Half of China’s top developers have crossed Beijing’s “red lines”
According to a Financial Times analysis of the latest data available, nearly half of China’s top 30 developers have broken at least one of Beijing’s recently introduced rules on real estate leverage.
In August last year, the Chinese government unveiled the “three red lines”, which aim to constrain the debt of real estate developers according to three balance sheet indicators: the liability / asset ratio; net debt to equity; and from cash to short-term borrowings.
FT’s analysis, based on data from Beike Research, part of Chinese real estate group KE Holdings, showed that of the 30 developers, 14 had crossed at least one red line as of June 14. These companies represented the majority of the 30 developers. sales last year.
The results come as Chinese group Evergrande, the world’s most indebted developer, is on the verge of default after missing an interest payment last month.
Evergrande’s problems have put China’s debt policy in the spotlight and disrupted global markets. The company is the most extreme example of the high leverage that has funded Chinese real estate development for years – and supported the country’s rapid growth – and which the government is now seeking to bring under control.
Only a few of the 30 developers in the FT’s analysis had breached at least two red lines, but liquidity crises at these companies, including Evergrande and Guangzhou R&F, raised fears of contagion to the wider Chinese economy.
If developers break the rules, they face caps on their ability to take on new debt.
S&P Global Ratings noted that although the Chinese government has not released an official statement regarding the rules, they have been widely reported in national media since last summer.
Liability / asset ratio (excluding anticipated receipts)
The liability-to-asset ratio is the measure of leverage that by far surprises most of China’s biggest real estate developers, reflecting not only the extent of their debt but also the obligations to the companies they work with.
Country Garden Holdings, China’s largest developer by sales last year, had a liability-to-asset ratio of 78.5% in June, breaking the red line limit of 70%. The group’s shares have fallen 26% this year, but its bonds due 2024 are trading above face value, in stark contrast to many of its peers.
Of the almost Rmb2tn of Evergrande’s total liabilities, almost half are made up of trade and other debts.
Many developers also have off-balance sheet bonds which should increase their leverage if included in the metrics.
Across the industry, businesses often sell properties to homebuyers prior to completion and receive payment up front, called advance receipts.
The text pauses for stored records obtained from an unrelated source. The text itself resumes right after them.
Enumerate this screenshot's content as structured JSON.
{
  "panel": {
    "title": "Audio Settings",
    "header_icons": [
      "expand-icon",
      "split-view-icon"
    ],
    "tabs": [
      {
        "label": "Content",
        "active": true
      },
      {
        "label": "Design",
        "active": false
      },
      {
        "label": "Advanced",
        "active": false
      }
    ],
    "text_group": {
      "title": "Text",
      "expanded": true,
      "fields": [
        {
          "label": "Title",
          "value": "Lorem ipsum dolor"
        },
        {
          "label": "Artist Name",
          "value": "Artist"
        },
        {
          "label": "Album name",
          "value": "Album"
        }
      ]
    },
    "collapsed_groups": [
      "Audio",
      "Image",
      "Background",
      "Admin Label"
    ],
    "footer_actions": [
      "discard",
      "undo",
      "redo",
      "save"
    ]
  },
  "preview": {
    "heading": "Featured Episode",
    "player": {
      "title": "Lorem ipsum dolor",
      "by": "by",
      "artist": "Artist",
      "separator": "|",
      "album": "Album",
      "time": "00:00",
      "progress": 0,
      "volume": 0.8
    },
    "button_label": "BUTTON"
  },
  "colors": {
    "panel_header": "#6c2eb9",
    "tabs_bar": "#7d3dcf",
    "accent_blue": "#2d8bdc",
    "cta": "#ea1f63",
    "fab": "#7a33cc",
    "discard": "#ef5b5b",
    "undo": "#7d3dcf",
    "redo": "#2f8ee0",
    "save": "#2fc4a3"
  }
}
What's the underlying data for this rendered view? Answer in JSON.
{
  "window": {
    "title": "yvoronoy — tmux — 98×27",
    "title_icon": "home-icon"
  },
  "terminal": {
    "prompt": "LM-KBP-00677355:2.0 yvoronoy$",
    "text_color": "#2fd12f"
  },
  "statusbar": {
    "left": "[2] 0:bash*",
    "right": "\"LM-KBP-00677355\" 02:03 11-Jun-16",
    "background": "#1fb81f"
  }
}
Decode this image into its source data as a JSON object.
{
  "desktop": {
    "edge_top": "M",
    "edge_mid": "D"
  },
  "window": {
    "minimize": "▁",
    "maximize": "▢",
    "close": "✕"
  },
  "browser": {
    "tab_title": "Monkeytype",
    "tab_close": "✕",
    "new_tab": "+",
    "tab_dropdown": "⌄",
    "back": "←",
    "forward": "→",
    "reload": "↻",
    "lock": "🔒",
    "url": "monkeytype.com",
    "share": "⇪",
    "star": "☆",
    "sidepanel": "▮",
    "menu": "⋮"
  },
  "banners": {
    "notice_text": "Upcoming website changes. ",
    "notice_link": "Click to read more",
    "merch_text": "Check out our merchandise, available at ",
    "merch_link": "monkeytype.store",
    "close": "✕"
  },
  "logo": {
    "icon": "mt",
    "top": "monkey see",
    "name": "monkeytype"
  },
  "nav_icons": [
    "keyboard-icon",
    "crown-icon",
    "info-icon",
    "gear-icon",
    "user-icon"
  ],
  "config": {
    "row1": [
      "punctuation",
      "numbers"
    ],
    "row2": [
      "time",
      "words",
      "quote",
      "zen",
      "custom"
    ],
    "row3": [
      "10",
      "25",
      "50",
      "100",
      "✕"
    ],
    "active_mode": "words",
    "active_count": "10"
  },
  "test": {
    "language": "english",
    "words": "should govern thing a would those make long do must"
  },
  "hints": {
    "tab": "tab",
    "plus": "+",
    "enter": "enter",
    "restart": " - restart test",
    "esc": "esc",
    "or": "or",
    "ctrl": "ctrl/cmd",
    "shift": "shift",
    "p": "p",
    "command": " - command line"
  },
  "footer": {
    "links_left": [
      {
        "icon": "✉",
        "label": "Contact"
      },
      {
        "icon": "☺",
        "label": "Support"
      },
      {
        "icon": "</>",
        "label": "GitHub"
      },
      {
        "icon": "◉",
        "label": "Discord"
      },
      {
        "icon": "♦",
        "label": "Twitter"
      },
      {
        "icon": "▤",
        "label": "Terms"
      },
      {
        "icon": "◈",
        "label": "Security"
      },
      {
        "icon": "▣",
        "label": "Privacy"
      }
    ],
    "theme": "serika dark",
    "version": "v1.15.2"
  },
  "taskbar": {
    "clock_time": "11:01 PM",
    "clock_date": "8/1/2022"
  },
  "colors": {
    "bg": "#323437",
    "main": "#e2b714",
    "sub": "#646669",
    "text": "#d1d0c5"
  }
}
Developers add “contractual liabilities” to their balance sheets to offset cash inflows, before finally making a profit after projects are completed.
Guangzhou R&F, the only Chinese developer to cross the three red lines, is doing the worst in terms of net debt.
The measure subtracts a company’s cash from its debt and then measures the difference to equity. It’s a way of comparing debt with the value of a business.
Besides Evergrande, Guangzhou R&F has been one of the most watched developers. This year, it finalized the sale of a major logistics development in southern China to Blackstone, the US private equity firm. She also sold assets to Country Garden.
Its bonds have sold sharply in recent weeks, but have rebounded after shareholders injected funds, which Fitch says will be used to repay future bonds.
Short-term cash-to-debt ratio
Perhaps the simplest measure of developer vulnerability is how much money the company has to pay off debts about to fall due – and many are close to the line, putting pressure on them. on their ability to make repayments.
Evergrande, the second to violate the measure at the end of June, attempted to raise funds by getting rid of the assets, some of which were listed in an interim report in August that also warned of the risk of default.
But his liabilities eclipse the assets he has managed to sell. Evergrande’s shares are suspended along with those of its property management subsidiary, which it listed in Hong Kong late last year. On Monday, the developer said it anticipated a potential takeover offer for the unit.
Another recent sale, of part of a stake in Shengjing Bank, highlighted the creditors’ rush to recoup the faltering developer’s losses: the bank demanded that the proceeds from the sale be used to pay off debts. which are owed to him by Evergrande.